TASK BRIEF ->
Repeat the whole listing. Keep it exact.

RECORDS FOR THE TASK ->
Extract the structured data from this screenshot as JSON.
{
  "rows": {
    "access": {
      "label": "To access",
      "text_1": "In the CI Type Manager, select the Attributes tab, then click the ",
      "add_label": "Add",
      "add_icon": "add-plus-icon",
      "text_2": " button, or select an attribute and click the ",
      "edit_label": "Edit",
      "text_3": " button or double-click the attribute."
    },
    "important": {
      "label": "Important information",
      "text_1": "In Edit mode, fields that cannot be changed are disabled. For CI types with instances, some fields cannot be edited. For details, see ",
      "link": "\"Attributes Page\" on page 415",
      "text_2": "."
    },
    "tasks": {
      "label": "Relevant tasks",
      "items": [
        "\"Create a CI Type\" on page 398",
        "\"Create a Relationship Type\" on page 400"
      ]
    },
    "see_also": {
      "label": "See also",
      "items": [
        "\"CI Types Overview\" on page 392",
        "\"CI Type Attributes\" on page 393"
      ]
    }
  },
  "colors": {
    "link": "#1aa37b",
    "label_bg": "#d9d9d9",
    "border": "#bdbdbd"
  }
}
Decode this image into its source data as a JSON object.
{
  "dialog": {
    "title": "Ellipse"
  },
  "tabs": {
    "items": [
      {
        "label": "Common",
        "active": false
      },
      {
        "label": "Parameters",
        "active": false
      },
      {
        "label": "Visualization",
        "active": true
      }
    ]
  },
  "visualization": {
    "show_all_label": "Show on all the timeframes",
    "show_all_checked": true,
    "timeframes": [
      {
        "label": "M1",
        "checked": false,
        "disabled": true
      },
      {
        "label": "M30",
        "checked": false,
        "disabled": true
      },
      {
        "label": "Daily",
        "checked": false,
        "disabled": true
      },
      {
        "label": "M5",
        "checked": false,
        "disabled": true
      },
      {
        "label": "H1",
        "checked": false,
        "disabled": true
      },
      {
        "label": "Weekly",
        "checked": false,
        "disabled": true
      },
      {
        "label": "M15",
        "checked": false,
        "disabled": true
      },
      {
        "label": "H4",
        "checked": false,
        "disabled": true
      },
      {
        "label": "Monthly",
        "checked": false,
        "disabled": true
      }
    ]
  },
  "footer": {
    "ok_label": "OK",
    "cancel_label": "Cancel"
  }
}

SOLVED PROBLEM ->
Extract the structured data from this screenshot as JSON.
{
  "rows": {
    "access": {
      "label": "To access",
      "text_1": "In the CI Type Manager, select the Attributes tab, then click the ",
      "add_label": "Add",
      "add_icon": "add-plus-icon",
      "text_2": " button, or select an attribute and click the ",
      "edit_label": "Edit",
      "text_3": " button or double-click the attribute."
    },
    "important": {
      "label": "Important information",
      "text_1": "In Edit mode, fields that cannot be changed are disabled. For CI types with instances, some fields cannot be edited. For details, see ",
      "link": "\"Attributes Page\" on page 415",
      "text_2": "."
    },
    "tasks": {
      "label": "Relevant tasks",
      "items": [
        "\"Create a CI Type\" on page 398",
        "\"Create a Relationship Type\" on page 400"
      ]
    },
    "see_also": {
      "label": "See also",
      "items": [
        "\"CI Types Overview\" on page 392",
        "\"CI Type Attributes\" on page 393"
      ]
    }
  },
  "colors": {
    "link": "#1aa37b",
    "label_bg": "#d9d9d9",
    "border": "#bdbdbd"
  }
}
Decode this image into its source data as a JSON object.
{
  "dialog": {
    "title": "Ellipse"
  },
  "tabs": {
    "items": [
      {
        "label": "Common",
        "active": false
      },
      {
        "label": "Parameters",
        "active": false
      },
      {
        "label": "Visualization",
        "active": true
      }
    ]
  },
  "visualization": {
    "show_all_label": "Show on all the timeframes",
    "show_all_checked": true,
    "timeframes": [
      {
        "label": "M1",
        "checked": false,
        "disabled": true
      },
      {
        "label": "M30",
        "checked": false,
        "disabled": true
      },
      {
        "label": "Daily",
        "checked": false,
        "disabled": true
      },
      {
        "label": "M5",
        "checked": false,
        "disabled": true
      },
      {
        "label": "H1",
        "checked": false,
        "disabled": true
      },
      {
        "label": "Weekly",
        "checked": false,
        "disabled": true
      },
      {
        "label": "M15",
        "checked": false,
        "disabled": true
      },
      {
        "label": "H4",
        "checked": false,
        "disabled": true
      },
      {
        "label": "Monthly",
        "checked": false,
        "disabled": true
      }
    ]
  },
  "footer": {
    "ok_label": "OK",
    "cancel_label": "Cancel"
  }
}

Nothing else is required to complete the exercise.